Segment Open

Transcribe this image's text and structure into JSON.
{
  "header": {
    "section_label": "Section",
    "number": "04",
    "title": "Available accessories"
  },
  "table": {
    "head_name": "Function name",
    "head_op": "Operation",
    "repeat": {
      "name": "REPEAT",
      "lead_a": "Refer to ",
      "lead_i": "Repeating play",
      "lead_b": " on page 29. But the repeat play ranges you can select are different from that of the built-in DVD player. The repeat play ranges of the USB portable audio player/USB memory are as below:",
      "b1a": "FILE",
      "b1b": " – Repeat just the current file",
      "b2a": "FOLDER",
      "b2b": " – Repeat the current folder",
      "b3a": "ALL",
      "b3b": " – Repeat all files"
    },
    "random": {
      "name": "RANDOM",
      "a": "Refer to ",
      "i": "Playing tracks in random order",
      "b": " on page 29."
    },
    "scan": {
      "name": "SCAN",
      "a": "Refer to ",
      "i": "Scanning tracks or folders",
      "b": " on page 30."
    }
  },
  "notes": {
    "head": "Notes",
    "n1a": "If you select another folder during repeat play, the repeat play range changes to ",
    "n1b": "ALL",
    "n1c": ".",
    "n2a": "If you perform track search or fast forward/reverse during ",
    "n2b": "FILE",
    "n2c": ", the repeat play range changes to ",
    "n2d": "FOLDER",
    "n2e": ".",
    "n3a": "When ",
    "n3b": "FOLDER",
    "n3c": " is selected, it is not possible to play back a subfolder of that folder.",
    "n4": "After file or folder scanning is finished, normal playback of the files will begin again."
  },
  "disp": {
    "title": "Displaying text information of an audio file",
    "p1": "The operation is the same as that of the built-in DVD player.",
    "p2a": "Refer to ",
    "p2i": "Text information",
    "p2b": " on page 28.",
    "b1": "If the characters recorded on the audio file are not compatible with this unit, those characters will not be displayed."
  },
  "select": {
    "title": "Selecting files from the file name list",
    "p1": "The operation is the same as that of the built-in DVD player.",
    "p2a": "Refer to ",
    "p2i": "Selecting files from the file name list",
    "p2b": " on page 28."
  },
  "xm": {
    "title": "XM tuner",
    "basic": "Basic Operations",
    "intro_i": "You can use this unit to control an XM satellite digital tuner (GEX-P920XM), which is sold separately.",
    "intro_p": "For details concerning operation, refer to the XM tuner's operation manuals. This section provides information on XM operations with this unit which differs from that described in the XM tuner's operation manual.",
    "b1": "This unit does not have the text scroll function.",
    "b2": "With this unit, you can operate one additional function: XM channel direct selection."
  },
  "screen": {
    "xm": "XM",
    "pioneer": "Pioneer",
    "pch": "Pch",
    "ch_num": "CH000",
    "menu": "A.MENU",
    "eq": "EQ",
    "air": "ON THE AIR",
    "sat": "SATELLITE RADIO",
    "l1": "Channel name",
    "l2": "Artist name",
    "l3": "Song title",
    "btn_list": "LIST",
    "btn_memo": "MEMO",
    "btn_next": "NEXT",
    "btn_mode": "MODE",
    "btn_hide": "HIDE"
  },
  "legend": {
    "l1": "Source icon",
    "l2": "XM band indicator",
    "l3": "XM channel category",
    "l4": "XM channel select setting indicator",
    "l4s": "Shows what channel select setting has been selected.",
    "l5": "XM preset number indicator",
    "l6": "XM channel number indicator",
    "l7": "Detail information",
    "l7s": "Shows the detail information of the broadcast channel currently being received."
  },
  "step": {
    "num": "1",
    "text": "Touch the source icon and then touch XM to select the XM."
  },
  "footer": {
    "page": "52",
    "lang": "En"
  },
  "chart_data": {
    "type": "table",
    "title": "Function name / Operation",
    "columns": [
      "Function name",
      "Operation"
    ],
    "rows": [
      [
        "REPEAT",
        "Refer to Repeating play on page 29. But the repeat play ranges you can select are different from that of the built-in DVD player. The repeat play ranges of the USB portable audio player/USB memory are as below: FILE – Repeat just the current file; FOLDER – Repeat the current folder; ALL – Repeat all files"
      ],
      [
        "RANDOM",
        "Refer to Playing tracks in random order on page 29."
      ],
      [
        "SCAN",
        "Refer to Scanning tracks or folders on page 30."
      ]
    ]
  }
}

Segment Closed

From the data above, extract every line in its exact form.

**ANSWER SECTION:**
Transcribe this image's text and structure into JSON.
{
  "header": {
    "section_label": "Section",
    "number": "04",
    "title": "Available accessories"
  },
  "table": {
    "head_name": "Function name",
    "head_op": "Operation",
    "repeat": {
      "name": "REPEAT",
      "lead_a": "Refer to ",
      "lead_i": "Repeating play",
      "lead_b": " on page 29. But the repeat play ranges you can select are different from that of the built-in DVD player. The repeat play ranges of the USB portable audio player/USB memory are as below:",
      "b1a": "FILE",
      "b1b": " – Repeat just the current file",
      "b2a": "FOLDER",
      "b2b": " – Repeat the current folder",
      "b3a": "ALL",
      "b3b": " – Repeat all files"
    },
    "random": {
      "name": "RANDOM",
      "a": "Refer to ",
      "i": "Playing tracks in random order",
      "b": " on page 29."
    },
    "scan": {
      "name": "SCAN",
      "a": "Refer to ",
      "i": "Scanning tracks or folders",
      "b": " on page 30."
    }
  },
  "notes": {
    "head": "Notes",
    "n1a": "If you select another folder during repeat play, the repeat play range changes to ",
    "n1b": "ALL",
    "n1c": ".",
    "n2a": "If you perform track search or fast forward/reverse during ",
    "n2b": "FILE",
    "n2c": ", the repeat play range changes to ",
    "n2d": "FOLDER",
    "n2e": ".",
    "n3a": "When ",
    "n3b": "FOLDER",
    "n3c": " is selected, it is not possible to play back a subfolder of that folder.",
    "n4": "After file or folder scanning is finished, normal playback of the files will begin again."
  },
  "disp": {
    "title": "Displaying text information of an audio file",
    "p1": "The operation is the same as that of the built-in DVD player.",
    "p2a": "Refer to ",
    "p2i": "Text information",
    "p2b": " on page 28.",
    "b1": "If the characters recorded on the audio file are not compatible with this unit, those characters will not be displayed."
  },
  "select": {
    "title": "Selecting files from the file name list",
    "p1": "The operation is the same as that of the built-in DVD player.",
    "p2a": "Refer to ",
    "p2i": "Selecting files from the file name list",
    "p2b": " on page 28."
  },
  "xm": {
    "title": "XM tuner",
    "basic": "Basic Operations",
    "intro_i": "You can use this unit to control an XM satellite digital tuner (GEX-P920XM), which is sold separately.",
    "intro_p": "For details concerning operation, refer to the XM tuner's operation manuals. This section provides information on XM operations with this unit which differs from that described in the XM tuner's operation manual.",
    "b1": "This unit does not have the text scroll function.",
    "b2": "With this unit, you can operate one additional function: XM channel direct selection."
  },
  "screen": {
    "xm": "XM",
    "pioneer": "Pioneer",
    "pch": "Pch",
    "ch_num": "CH000",
    "menu": "A.MENU",
    "eq": "EQ",
    "air": "ON THE AIR",
    "sat": "SATELLITE RADIO",
    "l1": "Channel name",
    "l2": "Artist name",
    "l3": "Song title",
    "btn_list": "LIST",
    "btn_memo": "MEMO",
    "btn_next": "NEXT",
    "btn_mode": "MODE",
    "btn_hide": "HIDE"
  },
  "legend": {
    "l1": "Source icon",
    "l2": "XM band indicator",
    "l3": "XM channel category",
    "l4": "XM channel select setting indicator",
    "l4s": "Shows what channel select setting has been selected.",
    "l5": "XM preset number indicator",
    "l6": "XM channel number indicator",
    "l7": "Detail information",
    "l7s": "Shows the detail information of the broadcast channel currently being received."
  },
  "step": {
    "num": "1",
    "text": "Touch the source icon and then touch XM to select the XM."
  },
  "footer": {
    "page": "52",
    "lang": "En"
  },
  "chart_data": {
    "type": "table",
    "title": "Function name / Operation",
    "columns": [
      "Function name",
      "Operation"
    ],
    "rows": [
      [
        "REPEAT",
        "Refer to Repeating play on page 29. But the repeat play ranges you can select are different from that of the built-in DVD player. The repeat play ranges of the USB portable audio player/USB memory are as below: FILE – Repeat just the current file; FOLDER – Repeat the current folder; ALL – Repeat all files"
      ],
      [
        "RANDOM",
        "Refer to Playing tracks in random order on page 29."
      ],
      [
        "SCAN",
        "Refer to Scanning tracks or folders on page 30."
      ]
    ]
  }
}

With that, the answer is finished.